Your assignment: From the entries below, tally the lines with "images" in them and reply with that figure only.

Data records:
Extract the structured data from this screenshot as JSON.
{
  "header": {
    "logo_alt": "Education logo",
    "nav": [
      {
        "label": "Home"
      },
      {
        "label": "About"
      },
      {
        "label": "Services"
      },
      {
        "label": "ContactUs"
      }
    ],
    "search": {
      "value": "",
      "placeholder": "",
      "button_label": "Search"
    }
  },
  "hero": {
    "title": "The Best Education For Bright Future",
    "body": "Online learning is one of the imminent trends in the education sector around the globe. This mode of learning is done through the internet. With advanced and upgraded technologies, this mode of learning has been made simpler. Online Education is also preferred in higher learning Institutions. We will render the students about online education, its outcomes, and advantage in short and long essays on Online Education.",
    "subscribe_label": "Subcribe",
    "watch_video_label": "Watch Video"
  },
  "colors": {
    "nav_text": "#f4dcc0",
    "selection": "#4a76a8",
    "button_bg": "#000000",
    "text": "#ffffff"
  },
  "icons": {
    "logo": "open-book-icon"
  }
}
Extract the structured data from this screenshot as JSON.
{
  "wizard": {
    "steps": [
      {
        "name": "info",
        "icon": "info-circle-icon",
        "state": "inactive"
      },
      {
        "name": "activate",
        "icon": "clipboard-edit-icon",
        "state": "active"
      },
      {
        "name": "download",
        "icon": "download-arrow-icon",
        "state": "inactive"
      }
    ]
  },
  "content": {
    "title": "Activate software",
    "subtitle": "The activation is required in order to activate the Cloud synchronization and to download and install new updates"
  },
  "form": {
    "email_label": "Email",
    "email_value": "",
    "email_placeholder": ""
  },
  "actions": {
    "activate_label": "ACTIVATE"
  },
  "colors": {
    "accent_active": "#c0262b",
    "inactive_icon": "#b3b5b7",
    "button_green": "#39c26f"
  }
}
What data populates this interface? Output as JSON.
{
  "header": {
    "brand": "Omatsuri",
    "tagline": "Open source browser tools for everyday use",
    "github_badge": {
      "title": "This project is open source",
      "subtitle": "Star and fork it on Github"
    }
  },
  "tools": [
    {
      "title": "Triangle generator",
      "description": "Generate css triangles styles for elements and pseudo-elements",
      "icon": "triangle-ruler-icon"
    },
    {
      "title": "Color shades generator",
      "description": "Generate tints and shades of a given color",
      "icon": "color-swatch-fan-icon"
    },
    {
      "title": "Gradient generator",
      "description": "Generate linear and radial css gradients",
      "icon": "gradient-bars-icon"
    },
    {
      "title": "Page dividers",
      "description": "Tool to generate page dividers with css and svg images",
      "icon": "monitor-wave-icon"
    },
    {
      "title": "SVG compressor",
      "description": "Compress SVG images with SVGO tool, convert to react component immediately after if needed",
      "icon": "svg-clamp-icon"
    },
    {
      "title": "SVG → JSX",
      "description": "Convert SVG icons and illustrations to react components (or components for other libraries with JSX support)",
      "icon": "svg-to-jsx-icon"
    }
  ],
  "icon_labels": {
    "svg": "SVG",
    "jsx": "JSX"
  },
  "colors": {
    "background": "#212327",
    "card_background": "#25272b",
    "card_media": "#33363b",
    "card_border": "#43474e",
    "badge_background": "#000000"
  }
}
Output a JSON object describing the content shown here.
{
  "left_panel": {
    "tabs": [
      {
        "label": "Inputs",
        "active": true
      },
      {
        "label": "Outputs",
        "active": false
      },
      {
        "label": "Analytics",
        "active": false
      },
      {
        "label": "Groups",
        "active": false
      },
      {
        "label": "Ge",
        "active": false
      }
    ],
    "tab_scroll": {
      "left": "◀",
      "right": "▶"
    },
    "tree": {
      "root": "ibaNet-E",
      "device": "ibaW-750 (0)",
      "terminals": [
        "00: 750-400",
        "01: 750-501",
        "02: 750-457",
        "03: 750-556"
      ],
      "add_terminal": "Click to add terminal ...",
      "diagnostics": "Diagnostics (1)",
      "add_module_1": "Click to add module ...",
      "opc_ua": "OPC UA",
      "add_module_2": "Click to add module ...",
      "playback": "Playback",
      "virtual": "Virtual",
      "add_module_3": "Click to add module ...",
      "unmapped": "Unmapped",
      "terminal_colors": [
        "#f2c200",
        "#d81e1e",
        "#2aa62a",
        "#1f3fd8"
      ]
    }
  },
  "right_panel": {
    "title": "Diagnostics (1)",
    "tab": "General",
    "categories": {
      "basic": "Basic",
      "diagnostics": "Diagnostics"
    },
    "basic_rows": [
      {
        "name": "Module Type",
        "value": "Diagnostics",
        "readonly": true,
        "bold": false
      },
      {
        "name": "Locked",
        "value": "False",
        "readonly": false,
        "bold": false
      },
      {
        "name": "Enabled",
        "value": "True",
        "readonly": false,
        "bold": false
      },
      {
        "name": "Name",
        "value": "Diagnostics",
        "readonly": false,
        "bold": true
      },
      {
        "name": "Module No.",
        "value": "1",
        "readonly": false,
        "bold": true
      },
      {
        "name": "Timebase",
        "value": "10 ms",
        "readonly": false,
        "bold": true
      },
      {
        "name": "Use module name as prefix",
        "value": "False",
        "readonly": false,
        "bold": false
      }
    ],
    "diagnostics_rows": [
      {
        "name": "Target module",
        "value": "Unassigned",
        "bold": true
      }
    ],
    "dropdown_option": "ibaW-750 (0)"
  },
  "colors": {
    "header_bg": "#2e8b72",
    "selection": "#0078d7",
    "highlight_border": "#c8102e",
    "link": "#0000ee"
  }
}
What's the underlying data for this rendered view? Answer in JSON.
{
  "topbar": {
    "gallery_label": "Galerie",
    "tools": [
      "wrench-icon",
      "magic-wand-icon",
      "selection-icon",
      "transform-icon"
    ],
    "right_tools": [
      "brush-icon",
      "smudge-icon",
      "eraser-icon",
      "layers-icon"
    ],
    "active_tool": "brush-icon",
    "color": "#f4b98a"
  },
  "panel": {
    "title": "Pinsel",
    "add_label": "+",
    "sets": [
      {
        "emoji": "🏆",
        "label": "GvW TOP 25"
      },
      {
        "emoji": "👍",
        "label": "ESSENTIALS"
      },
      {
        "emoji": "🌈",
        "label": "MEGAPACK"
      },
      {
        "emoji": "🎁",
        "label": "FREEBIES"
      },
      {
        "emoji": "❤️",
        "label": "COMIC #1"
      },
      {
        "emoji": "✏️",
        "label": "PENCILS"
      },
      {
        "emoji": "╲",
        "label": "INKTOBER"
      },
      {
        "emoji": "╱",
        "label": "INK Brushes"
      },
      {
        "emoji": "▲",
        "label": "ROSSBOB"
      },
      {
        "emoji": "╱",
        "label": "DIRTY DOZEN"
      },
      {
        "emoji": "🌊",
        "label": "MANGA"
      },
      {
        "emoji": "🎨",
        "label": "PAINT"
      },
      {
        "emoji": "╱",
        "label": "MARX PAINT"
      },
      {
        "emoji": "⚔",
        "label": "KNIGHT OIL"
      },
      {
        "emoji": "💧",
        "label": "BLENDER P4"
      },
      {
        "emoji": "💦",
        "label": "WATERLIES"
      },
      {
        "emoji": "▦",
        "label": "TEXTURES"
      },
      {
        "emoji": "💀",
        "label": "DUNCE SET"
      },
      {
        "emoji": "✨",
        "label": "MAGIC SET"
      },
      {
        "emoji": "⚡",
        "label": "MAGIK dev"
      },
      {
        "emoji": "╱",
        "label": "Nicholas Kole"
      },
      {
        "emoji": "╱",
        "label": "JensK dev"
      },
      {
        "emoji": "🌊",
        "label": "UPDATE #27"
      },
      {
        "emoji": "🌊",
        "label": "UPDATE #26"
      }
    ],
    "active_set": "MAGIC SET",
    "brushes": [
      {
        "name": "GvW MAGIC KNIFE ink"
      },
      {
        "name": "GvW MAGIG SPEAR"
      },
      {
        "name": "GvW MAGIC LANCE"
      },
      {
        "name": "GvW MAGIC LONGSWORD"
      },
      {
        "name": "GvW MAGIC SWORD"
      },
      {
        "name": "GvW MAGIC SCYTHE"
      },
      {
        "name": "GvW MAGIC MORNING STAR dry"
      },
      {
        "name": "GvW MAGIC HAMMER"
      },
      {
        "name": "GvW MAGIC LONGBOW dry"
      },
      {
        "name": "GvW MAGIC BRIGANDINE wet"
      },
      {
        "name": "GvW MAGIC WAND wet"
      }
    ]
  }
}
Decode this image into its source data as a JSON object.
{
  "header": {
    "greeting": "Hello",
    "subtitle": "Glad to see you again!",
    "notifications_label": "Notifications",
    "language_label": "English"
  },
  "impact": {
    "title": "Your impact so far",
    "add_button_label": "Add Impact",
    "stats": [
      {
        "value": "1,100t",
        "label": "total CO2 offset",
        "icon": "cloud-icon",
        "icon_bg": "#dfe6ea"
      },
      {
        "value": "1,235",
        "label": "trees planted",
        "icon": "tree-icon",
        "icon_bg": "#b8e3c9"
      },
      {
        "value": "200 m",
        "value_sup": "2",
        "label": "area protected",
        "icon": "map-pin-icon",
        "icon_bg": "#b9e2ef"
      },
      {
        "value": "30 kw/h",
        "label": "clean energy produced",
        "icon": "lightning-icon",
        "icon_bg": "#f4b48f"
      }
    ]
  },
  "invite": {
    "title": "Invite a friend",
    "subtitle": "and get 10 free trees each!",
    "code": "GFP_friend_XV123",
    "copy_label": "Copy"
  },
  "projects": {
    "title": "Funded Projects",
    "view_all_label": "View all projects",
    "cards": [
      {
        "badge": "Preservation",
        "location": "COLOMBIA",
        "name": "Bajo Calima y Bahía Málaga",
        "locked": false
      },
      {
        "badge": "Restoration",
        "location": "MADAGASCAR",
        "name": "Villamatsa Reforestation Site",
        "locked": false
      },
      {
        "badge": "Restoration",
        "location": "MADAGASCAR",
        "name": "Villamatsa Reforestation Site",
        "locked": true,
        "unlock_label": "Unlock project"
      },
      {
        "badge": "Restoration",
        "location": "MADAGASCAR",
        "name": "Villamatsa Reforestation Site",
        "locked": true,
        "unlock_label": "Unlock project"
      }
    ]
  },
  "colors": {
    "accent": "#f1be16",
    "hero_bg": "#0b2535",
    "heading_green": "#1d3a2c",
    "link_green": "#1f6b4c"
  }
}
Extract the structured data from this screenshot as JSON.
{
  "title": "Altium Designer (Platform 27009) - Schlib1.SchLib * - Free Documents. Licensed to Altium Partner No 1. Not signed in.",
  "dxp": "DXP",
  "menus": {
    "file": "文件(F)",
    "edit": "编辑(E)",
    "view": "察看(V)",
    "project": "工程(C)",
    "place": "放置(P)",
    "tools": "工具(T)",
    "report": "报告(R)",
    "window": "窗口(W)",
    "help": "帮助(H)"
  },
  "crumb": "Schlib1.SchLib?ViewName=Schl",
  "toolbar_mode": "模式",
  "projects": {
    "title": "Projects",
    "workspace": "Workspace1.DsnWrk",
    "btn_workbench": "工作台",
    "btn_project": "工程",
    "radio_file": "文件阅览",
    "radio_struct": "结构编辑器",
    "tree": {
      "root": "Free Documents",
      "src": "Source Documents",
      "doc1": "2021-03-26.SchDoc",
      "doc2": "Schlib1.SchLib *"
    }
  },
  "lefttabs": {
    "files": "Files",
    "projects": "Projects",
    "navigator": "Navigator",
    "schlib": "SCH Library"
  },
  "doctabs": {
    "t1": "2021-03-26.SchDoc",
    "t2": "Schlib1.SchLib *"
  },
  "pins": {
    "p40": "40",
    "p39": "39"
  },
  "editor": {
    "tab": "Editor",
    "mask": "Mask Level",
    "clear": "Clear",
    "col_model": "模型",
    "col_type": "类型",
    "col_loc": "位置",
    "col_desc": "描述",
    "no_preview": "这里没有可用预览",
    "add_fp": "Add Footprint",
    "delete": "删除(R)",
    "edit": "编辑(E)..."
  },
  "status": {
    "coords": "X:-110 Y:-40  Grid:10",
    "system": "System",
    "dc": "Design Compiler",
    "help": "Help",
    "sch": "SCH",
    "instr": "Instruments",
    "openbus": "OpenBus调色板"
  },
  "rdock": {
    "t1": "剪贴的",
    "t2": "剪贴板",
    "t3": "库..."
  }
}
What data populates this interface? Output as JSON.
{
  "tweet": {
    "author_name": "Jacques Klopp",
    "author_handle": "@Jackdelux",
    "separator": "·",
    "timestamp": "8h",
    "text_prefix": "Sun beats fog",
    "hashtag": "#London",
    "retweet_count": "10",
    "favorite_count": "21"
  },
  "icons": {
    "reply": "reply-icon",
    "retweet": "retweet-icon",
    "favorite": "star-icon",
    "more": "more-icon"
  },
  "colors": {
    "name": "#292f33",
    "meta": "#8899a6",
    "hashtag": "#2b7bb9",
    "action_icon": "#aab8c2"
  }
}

Solved exercise: 2